Bristol, Tenn., is home to two innovative projects including this 200-solar panel structure at Holston View Elementary School, which serves as an outdoor classroom with teaching opportunities in math and science.
Alternative power sources have come a long way since the days of tie-dye and granola.
Cars, homes, schools, farms, and big businesses have all been developed to take advantage of alternative power sources - solar and wind power the most utilized in this area. The tall, graceful windmill-like structures are wind turbines. Although there are several places in the U.S. where these structures are common sites, Northeast Tennessee and Southwest Virginia are not among them - not enough wind. Solar power is the alternative fuel of choice for this part of the country.
In the surrounding area, one will find solar panels on a number of businesses: Berry Home Center (Abingdon, Va.), Burger King and Universal Printing (Bristol), to name a few.
Nick Safay, vice president of Operations & Development for EcoLogical Energy Systems, is quick to point out that solar panels are sometimes visible on project, sometimes not. Many see the panels on the side of buildings or on the ground. But others may be mounted on the top of flat roofs or used as drive-under structures. No matter what the configuration, these panels generate substantial energy and cost savings.
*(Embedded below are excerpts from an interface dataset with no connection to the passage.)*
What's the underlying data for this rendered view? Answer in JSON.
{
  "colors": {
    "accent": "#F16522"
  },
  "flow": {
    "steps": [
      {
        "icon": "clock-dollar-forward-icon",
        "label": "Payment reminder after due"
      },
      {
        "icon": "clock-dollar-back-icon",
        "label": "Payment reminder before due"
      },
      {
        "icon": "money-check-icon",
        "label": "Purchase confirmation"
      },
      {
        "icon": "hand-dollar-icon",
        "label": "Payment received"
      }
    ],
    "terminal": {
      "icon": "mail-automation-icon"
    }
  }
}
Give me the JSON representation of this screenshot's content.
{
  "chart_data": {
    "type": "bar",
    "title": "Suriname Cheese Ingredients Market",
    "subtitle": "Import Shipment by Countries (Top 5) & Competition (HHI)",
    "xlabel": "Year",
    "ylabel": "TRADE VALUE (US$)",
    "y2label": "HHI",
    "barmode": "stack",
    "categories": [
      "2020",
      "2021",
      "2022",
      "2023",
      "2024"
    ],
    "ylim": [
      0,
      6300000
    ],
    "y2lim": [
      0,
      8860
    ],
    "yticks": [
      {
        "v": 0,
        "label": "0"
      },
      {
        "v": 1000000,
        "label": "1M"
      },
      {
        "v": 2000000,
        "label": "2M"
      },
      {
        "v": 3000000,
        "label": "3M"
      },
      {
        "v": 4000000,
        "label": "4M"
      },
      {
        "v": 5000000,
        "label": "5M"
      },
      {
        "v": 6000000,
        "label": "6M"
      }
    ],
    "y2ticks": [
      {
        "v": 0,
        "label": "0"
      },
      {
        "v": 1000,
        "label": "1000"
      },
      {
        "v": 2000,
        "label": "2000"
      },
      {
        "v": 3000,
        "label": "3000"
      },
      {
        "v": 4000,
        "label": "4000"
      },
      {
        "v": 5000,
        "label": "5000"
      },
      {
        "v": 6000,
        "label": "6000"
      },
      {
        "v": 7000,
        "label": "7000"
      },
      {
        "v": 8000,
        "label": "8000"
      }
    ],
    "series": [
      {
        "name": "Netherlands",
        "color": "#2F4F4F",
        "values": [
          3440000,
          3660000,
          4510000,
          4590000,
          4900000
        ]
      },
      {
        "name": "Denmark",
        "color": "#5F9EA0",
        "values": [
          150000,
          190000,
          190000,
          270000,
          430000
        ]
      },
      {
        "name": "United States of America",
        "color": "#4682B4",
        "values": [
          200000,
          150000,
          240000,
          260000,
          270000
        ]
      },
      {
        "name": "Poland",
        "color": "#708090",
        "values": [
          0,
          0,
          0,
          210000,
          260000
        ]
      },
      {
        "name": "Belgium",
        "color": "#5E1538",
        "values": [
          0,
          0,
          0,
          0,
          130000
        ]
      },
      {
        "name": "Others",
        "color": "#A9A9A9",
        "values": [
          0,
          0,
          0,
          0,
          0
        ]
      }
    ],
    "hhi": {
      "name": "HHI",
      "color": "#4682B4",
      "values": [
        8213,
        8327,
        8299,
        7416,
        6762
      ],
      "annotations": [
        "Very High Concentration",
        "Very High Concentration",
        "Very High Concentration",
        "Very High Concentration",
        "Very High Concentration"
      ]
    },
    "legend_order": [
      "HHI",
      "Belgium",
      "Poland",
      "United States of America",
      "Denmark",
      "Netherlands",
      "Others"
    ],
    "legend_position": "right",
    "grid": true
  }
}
Bristol, Tennessee, is home to two innovative projects.
The first, the Bristol Landfill project, is on top of a capped landfill and is an 819-panel, 200-kWh system which generates approximately 300,000 kWh hours a year. EcoLogical Energy Systems leases the land from the City of Bristol, sells the electricity at the landfill to TVA via BTES for $0.21/kWh. The system generates approximately 300,000 kWh annually. It is providing enough electricity to power approximately 50 homes in the area - clean energy!
The second project is a solar pavilion at Holston View Elementary School. The 200-solar panel structure is used not only to provide energy, but is also an outdoor classroom with teaching opportunities in math and science. The 50-kWh system generates 68,000 kWh a year. Once the initial investment has been recouped (in approximately 10 to 15 years), EcoLogical Energy Systems will donate the system to the school, at which time the school will start seeing a reduction in its electricity bills of almost 15 percent.
Solar panels and wind turbines are not the only differences - the ways in which these new energy sources are marketed are very different from those 20 to 30 years ago. Solar for Business Lunch & Learn opportunities are offered through Chambers of Commerce. Solar for Homes presentations may be given at a cocktail party, and there are Solar Tours offered to those who want to see a system ”up close and personal.”
While schools and colleges such as Virginia Highlands Community College have solar energy systems, it is interesting to note that the U.S. Military is the largest customer of the solar industry and major businesses such as Wal Mart and Google have numerous solar projects on their stores and data centers. Businesses are often attracted to the quick return on their investment and there are incentive programs, such as the 30 percent federal tax credit and other federal, state and local utility incentives.
EcoLogical Energy Systems is located at 508 Volunteer Parkway in Bristol, Tenn. They may be reached by calling 423-573-4361 or visit www.YourEcoEnergy.com.